## Exercise details
In the data below, which lines hold "Ayala"? Copy every one.

## Listed entries
• • • •
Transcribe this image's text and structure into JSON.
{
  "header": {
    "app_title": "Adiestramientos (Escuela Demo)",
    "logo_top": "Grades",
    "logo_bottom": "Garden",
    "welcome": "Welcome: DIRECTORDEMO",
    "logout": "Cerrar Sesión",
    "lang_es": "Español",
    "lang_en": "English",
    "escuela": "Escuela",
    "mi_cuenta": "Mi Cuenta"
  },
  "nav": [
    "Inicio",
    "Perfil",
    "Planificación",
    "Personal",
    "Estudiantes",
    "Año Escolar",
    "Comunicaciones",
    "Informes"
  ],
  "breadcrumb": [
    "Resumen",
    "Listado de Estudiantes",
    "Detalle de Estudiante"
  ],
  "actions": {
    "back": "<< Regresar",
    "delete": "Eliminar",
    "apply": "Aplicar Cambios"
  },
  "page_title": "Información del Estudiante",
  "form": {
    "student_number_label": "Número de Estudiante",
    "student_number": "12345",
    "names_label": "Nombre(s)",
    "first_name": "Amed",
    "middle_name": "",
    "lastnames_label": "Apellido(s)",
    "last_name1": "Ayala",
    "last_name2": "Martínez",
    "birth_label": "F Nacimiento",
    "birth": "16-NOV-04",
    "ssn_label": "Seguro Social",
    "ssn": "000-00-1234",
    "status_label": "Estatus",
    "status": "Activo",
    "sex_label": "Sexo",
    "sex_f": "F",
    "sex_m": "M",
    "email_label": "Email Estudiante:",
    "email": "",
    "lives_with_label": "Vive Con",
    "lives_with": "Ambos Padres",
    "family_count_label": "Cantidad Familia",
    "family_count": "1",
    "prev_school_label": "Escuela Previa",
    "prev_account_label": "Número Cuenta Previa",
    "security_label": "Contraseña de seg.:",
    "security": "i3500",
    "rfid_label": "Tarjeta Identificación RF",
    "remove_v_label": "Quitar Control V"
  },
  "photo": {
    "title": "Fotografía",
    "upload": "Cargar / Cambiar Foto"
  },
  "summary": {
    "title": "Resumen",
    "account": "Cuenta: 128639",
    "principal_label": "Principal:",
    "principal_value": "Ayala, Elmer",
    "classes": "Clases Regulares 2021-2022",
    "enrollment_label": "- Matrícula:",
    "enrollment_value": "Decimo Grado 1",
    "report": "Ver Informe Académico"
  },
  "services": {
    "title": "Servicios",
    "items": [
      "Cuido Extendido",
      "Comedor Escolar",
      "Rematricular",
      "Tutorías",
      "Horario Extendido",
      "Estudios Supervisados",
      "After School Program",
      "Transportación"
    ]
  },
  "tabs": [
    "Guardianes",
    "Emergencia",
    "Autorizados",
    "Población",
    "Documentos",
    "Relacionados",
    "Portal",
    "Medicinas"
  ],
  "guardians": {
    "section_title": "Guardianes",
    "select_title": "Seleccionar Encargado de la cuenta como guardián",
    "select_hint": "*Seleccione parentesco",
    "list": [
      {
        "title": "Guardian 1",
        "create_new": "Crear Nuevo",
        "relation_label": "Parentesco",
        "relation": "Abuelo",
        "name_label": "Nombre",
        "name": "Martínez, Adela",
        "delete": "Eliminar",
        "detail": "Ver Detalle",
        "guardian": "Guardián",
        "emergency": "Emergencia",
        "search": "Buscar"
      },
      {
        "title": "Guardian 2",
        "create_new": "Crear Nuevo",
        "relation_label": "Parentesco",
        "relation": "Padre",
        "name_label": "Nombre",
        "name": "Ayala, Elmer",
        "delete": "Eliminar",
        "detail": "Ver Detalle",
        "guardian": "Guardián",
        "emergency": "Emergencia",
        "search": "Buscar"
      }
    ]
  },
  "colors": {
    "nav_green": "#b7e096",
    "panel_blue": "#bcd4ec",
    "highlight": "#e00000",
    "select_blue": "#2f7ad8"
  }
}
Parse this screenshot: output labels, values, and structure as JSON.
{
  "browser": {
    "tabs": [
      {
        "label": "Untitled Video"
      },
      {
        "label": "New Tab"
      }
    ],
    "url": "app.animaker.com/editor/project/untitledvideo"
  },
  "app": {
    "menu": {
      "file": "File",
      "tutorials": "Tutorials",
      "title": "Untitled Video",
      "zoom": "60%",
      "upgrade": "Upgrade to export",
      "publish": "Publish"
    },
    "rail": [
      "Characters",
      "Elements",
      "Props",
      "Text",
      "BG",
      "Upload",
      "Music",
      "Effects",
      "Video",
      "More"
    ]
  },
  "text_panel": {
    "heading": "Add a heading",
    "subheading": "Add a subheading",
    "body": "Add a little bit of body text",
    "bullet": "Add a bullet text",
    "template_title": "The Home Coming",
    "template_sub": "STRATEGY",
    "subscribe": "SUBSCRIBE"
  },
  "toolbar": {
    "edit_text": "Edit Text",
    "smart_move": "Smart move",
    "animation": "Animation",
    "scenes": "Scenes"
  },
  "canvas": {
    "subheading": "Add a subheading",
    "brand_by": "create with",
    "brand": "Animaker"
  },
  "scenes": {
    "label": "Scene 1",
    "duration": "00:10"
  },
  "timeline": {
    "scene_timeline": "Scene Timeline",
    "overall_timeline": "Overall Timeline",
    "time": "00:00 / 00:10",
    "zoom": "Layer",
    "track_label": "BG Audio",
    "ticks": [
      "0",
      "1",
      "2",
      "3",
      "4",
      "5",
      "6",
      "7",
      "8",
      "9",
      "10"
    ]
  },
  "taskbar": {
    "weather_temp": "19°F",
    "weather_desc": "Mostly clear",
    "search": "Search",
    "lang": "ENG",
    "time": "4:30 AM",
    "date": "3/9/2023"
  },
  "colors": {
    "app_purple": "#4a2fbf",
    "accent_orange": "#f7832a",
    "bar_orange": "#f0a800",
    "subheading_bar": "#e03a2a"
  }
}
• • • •
## Task response
    "last_name1": "Ayala",
    "principal_value": "Ayala, Elmer",
        "name": "Ayala, Elmer",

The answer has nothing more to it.